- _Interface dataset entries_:
━━━━━━
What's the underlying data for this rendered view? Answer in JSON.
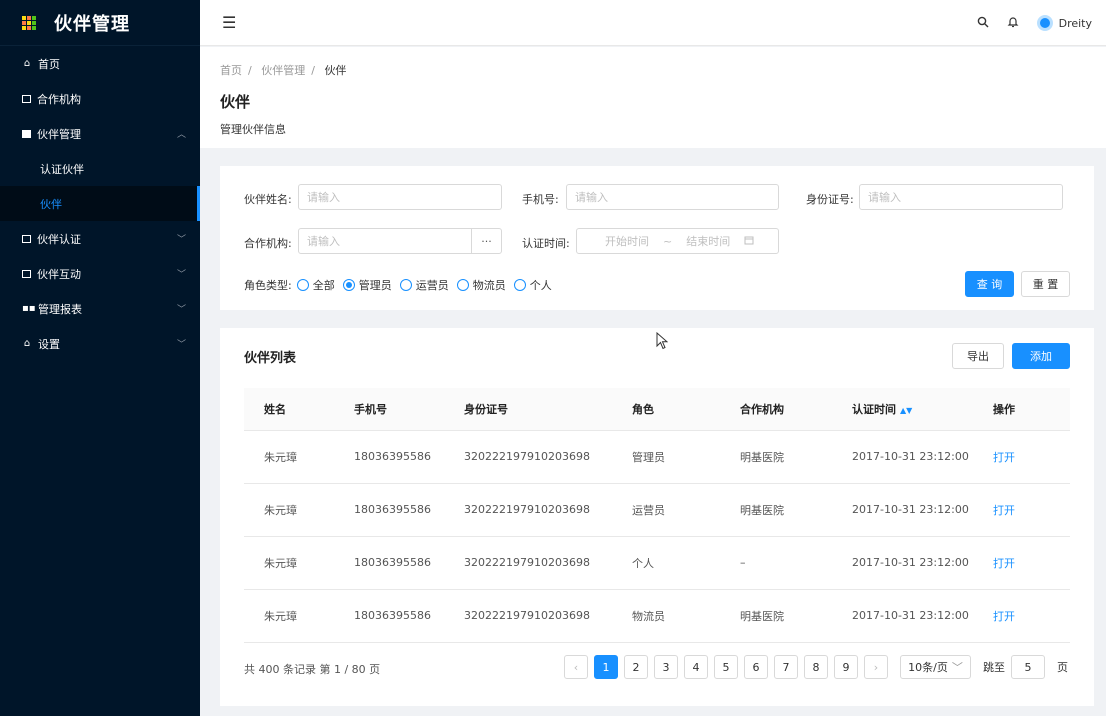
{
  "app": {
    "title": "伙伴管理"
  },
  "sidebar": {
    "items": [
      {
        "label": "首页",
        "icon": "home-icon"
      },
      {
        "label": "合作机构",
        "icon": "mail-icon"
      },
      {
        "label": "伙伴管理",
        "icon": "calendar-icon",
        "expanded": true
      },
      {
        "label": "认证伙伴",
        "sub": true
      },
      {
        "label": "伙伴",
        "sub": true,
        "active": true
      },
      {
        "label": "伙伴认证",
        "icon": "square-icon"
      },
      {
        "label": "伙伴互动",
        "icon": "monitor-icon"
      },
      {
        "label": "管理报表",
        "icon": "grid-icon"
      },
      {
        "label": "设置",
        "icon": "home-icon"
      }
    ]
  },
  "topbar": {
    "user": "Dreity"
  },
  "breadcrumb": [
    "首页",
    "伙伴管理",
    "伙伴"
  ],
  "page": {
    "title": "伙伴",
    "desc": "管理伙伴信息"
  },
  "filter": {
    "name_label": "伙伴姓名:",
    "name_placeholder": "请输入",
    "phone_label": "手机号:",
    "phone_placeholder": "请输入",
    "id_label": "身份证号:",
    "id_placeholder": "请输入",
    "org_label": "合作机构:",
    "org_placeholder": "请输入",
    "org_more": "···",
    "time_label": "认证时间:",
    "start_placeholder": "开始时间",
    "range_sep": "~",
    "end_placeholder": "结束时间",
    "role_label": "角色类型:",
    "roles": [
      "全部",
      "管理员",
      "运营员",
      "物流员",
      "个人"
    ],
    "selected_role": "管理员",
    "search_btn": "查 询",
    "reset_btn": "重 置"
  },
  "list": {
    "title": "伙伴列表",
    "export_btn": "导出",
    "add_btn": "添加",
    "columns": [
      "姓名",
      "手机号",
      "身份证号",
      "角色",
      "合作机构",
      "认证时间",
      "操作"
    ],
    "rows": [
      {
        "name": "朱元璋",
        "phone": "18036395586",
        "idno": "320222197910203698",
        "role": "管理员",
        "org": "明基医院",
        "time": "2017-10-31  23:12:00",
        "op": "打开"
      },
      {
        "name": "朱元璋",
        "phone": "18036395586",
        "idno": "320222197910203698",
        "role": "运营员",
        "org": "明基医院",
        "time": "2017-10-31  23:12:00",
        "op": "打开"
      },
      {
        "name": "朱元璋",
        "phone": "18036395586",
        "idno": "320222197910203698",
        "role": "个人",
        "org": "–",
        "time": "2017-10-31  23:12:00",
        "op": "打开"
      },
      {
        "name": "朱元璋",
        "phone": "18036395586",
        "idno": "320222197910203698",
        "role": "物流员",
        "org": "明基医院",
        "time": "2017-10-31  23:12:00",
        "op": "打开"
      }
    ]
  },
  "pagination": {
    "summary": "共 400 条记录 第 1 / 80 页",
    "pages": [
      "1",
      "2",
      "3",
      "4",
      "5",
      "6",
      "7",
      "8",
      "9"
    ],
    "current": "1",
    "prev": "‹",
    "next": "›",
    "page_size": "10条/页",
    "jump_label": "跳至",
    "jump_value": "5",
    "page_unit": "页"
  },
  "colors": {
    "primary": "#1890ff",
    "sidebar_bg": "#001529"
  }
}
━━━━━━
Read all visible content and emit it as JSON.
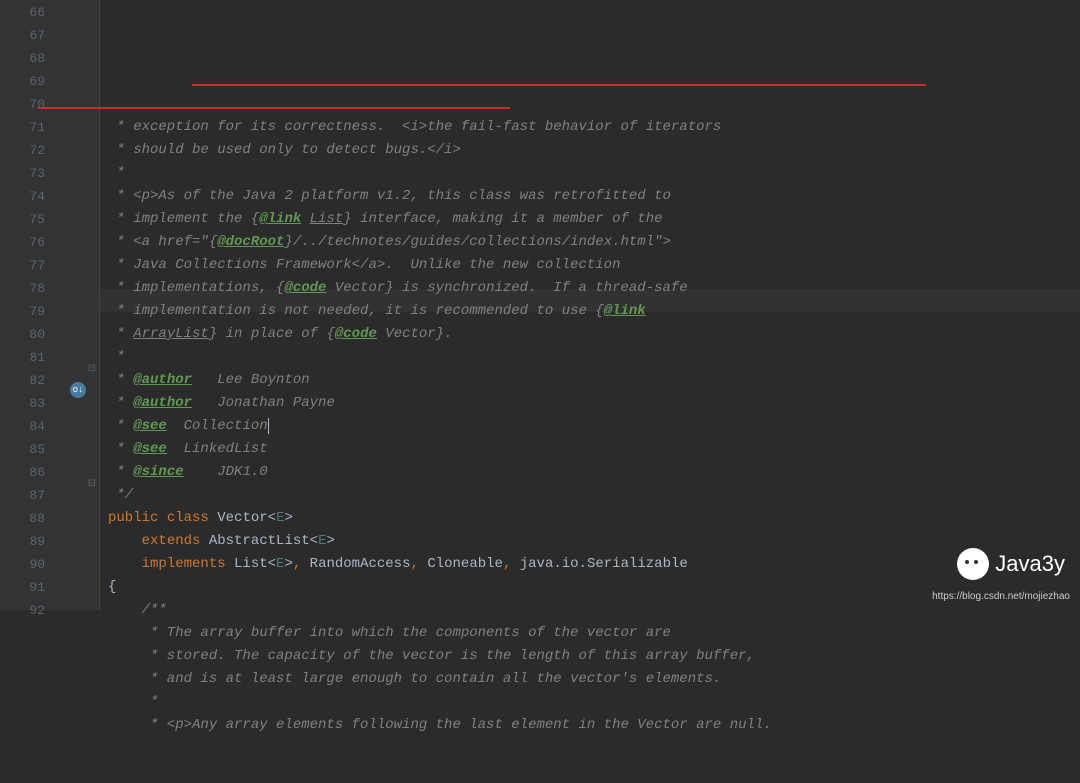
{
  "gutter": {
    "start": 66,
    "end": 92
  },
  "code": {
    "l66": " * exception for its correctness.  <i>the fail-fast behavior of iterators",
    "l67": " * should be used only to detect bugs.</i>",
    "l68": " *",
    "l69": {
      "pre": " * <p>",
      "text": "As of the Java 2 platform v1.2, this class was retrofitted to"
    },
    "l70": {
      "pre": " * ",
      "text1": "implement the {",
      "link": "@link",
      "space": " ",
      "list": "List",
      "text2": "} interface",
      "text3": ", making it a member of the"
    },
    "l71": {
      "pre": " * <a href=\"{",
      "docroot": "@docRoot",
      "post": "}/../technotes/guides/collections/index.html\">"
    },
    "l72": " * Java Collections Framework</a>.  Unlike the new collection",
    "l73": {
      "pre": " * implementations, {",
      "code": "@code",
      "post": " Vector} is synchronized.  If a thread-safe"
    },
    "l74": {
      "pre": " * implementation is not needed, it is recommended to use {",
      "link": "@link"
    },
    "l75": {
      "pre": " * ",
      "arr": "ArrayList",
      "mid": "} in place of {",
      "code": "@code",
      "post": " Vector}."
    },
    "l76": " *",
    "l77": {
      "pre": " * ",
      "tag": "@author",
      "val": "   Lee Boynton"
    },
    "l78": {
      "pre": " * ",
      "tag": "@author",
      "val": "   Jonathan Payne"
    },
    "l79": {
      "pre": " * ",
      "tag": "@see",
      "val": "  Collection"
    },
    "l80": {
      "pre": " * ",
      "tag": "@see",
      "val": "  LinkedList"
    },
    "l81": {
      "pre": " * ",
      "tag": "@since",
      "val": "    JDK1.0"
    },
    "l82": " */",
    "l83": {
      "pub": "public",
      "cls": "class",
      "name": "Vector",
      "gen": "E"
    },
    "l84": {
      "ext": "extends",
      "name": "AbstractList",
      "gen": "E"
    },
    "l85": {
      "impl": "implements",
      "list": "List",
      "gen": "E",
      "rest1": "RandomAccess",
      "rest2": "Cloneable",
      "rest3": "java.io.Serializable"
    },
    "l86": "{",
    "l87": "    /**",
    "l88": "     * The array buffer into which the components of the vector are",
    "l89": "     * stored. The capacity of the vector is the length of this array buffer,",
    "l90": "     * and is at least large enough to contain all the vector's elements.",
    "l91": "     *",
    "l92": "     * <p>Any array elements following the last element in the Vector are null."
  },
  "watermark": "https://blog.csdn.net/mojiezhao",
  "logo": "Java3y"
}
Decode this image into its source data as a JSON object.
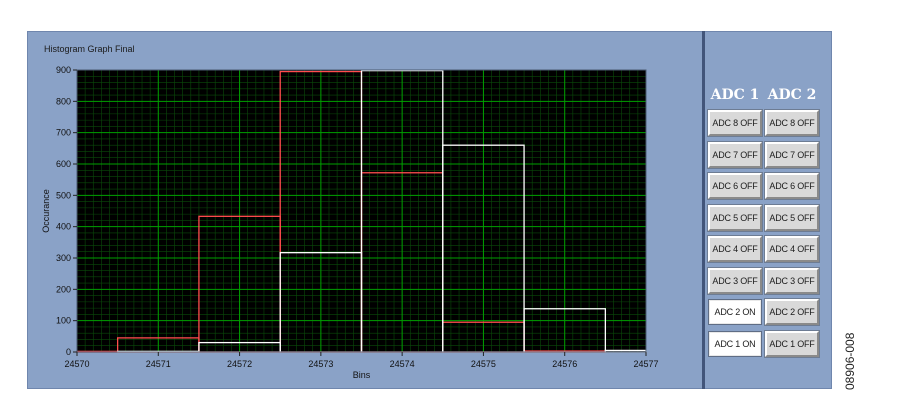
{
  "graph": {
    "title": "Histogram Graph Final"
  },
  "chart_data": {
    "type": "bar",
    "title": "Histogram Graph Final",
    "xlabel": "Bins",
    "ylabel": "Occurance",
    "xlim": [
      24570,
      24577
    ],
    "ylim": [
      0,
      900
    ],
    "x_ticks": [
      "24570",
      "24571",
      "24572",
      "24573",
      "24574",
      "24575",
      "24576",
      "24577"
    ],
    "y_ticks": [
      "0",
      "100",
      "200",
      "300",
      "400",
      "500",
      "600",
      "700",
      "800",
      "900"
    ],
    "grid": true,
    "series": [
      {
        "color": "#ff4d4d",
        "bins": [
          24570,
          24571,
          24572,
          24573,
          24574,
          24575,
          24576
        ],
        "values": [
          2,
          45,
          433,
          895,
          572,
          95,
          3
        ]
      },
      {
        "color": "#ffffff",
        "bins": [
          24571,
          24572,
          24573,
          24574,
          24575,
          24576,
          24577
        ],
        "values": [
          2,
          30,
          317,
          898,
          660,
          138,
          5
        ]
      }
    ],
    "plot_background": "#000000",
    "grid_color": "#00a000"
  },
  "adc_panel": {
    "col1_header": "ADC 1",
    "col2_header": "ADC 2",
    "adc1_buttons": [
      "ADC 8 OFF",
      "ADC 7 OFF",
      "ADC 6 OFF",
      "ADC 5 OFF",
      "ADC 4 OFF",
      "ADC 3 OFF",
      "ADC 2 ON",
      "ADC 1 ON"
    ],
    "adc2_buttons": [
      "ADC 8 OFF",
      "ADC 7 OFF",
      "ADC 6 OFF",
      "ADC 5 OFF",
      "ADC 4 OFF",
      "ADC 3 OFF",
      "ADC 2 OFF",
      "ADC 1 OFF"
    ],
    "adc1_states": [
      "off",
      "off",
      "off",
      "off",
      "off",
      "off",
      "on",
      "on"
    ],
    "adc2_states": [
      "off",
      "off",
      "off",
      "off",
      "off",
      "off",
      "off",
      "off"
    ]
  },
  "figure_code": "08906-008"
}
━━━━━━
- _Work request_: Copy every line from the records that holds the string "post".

- _Exercise solution_:
      "post": "}/../technotes/guides/collections/index.html\">"
      "post": " Vector} is synchronized.  If a thread-safe"
      "post": " Vector}."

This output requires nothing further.